The two rulings – as profiled by the National Law Review – are summarized below:
A return to the joint employer standard:
The first ruling focuses on the issue of joint employer status. Specifically, the NLRB ruled that two entities must “directly and immediately exercise control over the essential employment terms of another entity’s employees” to be considered joint employers. The ruling also overturns a precedent that had suggested that indirect control – defined as the contractual right to control another company’s employees even if it isn’t actually used – isn’t enough to establish joint-employer status. Further, the NLRB ruled that limited and routine control won’t satisfy the joint-employer standard.
The ruling marks a return to the NLRB’s more lenient stance on joint employers that had pre-dated the 2015 “Browning-Ferris” precedent. Under Browning-Ferris, the NLRB expanded the definition of joint employer to state that employers didn’t have to actually exercise control over another company’s employees to meet joint employer status, they only had to have the contractual right to do so.
Learn more about this decision.
Overturning the Lutheran Heritage standard:
In another decision that is expected to please employers, the NLRB overturned the Lutheran Heritage standard, under which a neutral workplace rule or handbook policy could still violate the National Labor Relations Act (NLRA) if employees could “reasonably construe” the rule as preventing them from exercising their Section 7 rights.
Instead, the NLRB created a new standard for evaluating neutral workplace rules and employee handbook policies under which the agency will evaluate whether a “seemingly neutral employer rule or handbook policy” violates the National Labor Relations Act (NLRA) by considering both the nature and extent of the potential impact on NLRA rights, as well as any legitimate justifications associated with the rule. To further guide employers, the NLRB has created three categories that an employer rule or policy can fall under: lawful, unlawful or something that warrants individualized scrutiny.
Learn more about the ruling.
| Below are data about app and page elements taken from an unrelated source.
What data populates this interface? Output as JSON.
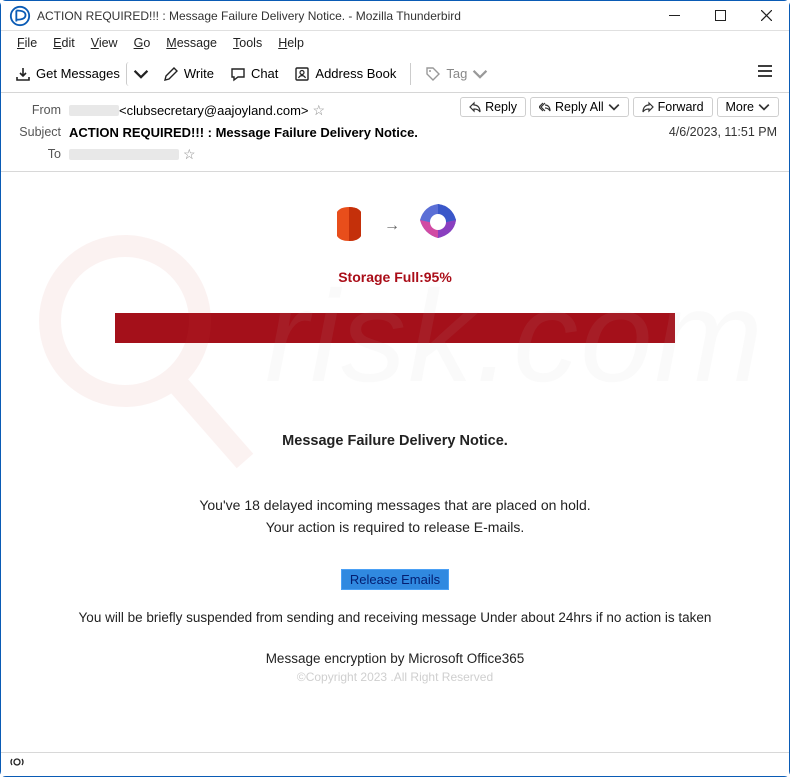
{
  "window": {
    "title": "ACTION REQUIRED!!! : Message Failure Delivery Notice. - Mozilla Thunderbird"
  },
  "menubar": {
    "file": "File",
    "edit": "Edit",
    "view": "View",
    "go": "Go",
    "message": "Message",
    "tools": "Tools",
    "help": "Help"
  },
  "toolbar": {
    "get": "Get Messages",
    "write": "Write",
    "chat": "Chat",
    "address": "Address Book",
    "tag": "Tag"
  },
  "header": {
    "from_label": "From",
    "from_addr": " <clubsecretary@aajoyland.com>",
    "subject_label": "Subject",
    "subject": "ACTION REQUIRED!!! : Message Failure Delivery Notice.",
    "to_label": "To",
    "date": "4/6/2023, 11:51 PM"
  },
  "actions": {
    "reply": "Reply",
    "replyall": "Reply All",
    "forward": "Forward",
    "more": "More"
  },
  "body": {
    "storage": "Storage Full:95%",
    "notice_title": "Message Failure Delivery Notice.",
    "line1": "You've 18 delayed incoming messages that are placed on hold.",
    "line2": "Your action is required to release E-mails.",
    "release_btn": "Release Emails",
    "suspend": "You will be briefly suspended from sending and receiving message Under about 24hrs if no action is taken",
    "encrypt": "Message encryption by Microsoft Office365",
    "copyright": "©Copyright 2023 .All Right Reserved"
  }
}
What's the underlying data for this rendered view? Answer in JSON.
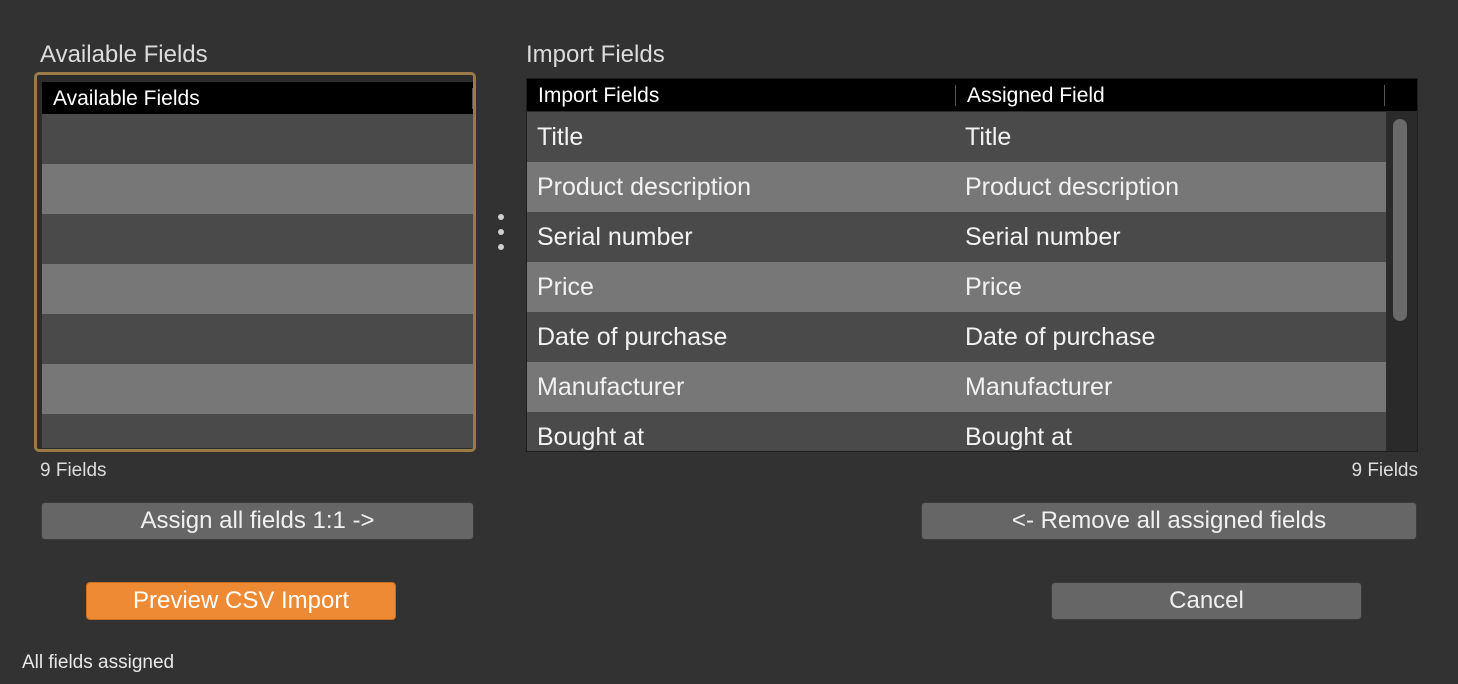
{
  "available_panel": {
    "title": "Available Fields",
    "column_header": "Available Fields",
    "rows": [
      "",
      "",
      "",
      "",
      "",
      "",
      ""
    ],
    "count_label": "9 Fields"
  },
  "import_panel": {
    "title": "Import Fields",
    "columns": [
      "Import Fields",
      "Assigned Field"
    ],
    "rows": [
      {
        "import": "Title",
        "assigned": "Title"
      },
      {
        "import": "Product description",
        "assigned": "Product description"
      },
      {
        "import": "Serial number",
        "assigned": "Serial number"
      },
      {
        "import": "Price",
        "assigned": "Price"
      },
      {
        "import": "Date of purchase",
        "assigned": "Date of purchase"
      },
      {
        "import": "Manufacturer",
        "assigned": "Manufacturer"
      },
      {
        "import": "Bought at",
        "assigned": "Bought at"
      }
    ],
    "count_label": "9 Fields"
  },
  "buttons": {
    "assign_all": "Assign all fields 1:1 ->",
    "remove_all": "<- Remove all assigned fields",
    "preview": "Preview CSV Import",
    "cancel": "Cancel"
  },
  "status": "All fields assigned",
  "colors": {
    "background": "#323232",
    "accent_orange": "#ef8a34",
    "focus_border": "#9a7a45",
    "row_dark": "#4a4a4a",
    "row_light": "#777777"
  }
}
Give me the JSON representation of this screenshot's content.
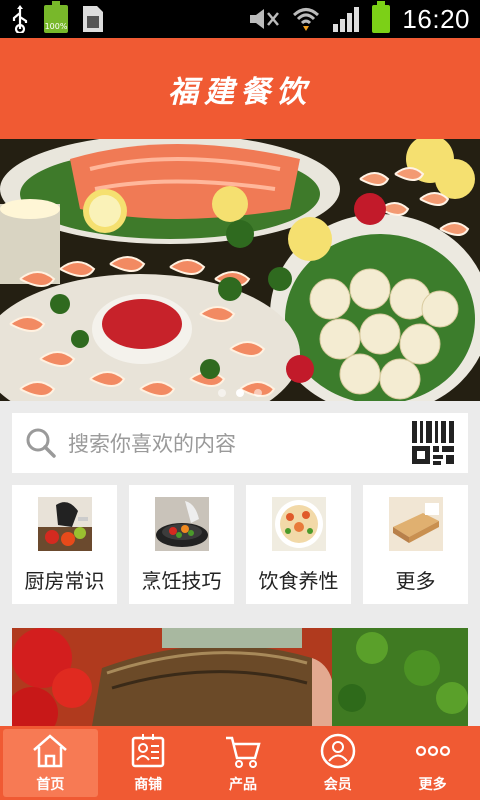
{
  "status_bar": {
    "time": "16:20",
    "battery_percent_label": "100%",
    "icons": [
      "usb-icon",
      "battery-icon",
      "sim-icon",
      "mute-icon",
      "wifi-icon",
      "signal-icon",
      "battery-icon"
    ]
  },
  "header": {
    "title": "福建餐饮"
  },
  "banner": {
    "slides": 3,
    "active_slide": 2
  },
  "search": {
    "placeholder": "搜索你喜欢的内容"
  },
  "categories": [
    {
      "label": "厨房常识",
      "icon": "kitchen-photo"
    },
    {
      "label": "烹饪技巧",
      "icon": "cooking-photo"
    },
    {
      "label": "饮食养性",
      "icon": "dish-photo"
    },
    {
      "label": "更多",
      "icon": "bread-photo"
    }
  ],
  "tabs": [
    {
      "label": "首页",
      "icon": "home-icon",
      "active": true
    },
    {
      "label": "商铺",
      "icon": "shop-icon",
      "active": false
    },
    {
      "label": "产品",
      "icon": "cart-icon",
      "active": false
    },
    {
      "label": "会员",
      "icon": "member-icon",
      "active": false
    },
    {
      "label": "更多",
      "icon": "more-icon",
      "active": false
    }
  ],
  "colors": {
    "accent": "#f05a33",
    "tab_active": "#f77a54",
    "background": "#ebebeb"
  }
}
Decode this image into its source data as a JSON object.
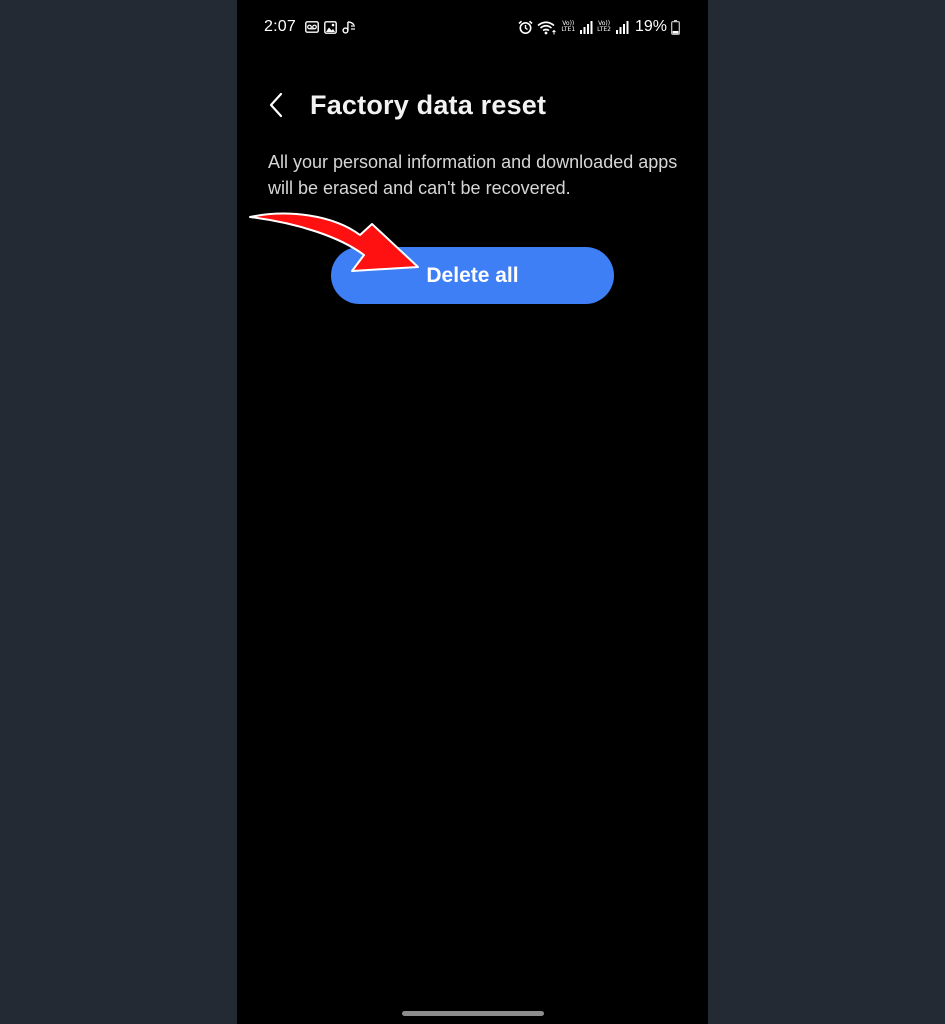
{
  "status_bar": {
    "time": "2:07",
    "left_icons": [
      "voicemail-icon",
      "gallery-icon",
      "music-icon"
    ],
    "right_icons": [
      "alarm-icon",
      "wifi-icon",
      "signal-sim1-icon",
      "signal-sim2-icon",
      "battery-icon"
    ],
    "sim1_label_top": "Vo))",
    "sim1_label_bottom": "LTE1",
    "sim2_label_top": "Vo))",
    "sim2_label_bottom": "LTE2",
    "battery_percent": "19%"
  },
  "header": {
    "back_icon": "chevron-left-icon",
    "title": "Factory data reset"
  },
  "description": "All your personal information and downloaded apps will be erased and can't be recovered.",
  "actions": {
    "delete_label": "Delete all"
  },
  "annotation": {
    "arrow_icon": "red-curved-arrow",
    "arrow_color": "#ff1111"
  },
  "colors": {
    "page_background": "#232a34",
    "screen_background": "#000000",
    "accent": "#3e7ff6"
  }
}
To read a more detailed analysis on the two rulings – and two others that were also ushered in prior to the New Year – check out the National Law Review blog.
Abel HR can help you understand how these ruling impact your business and employees and offer HR solutions. Speak with one of our HR support service specialists immediately at 800-400-1968 or contact us at email@example.com.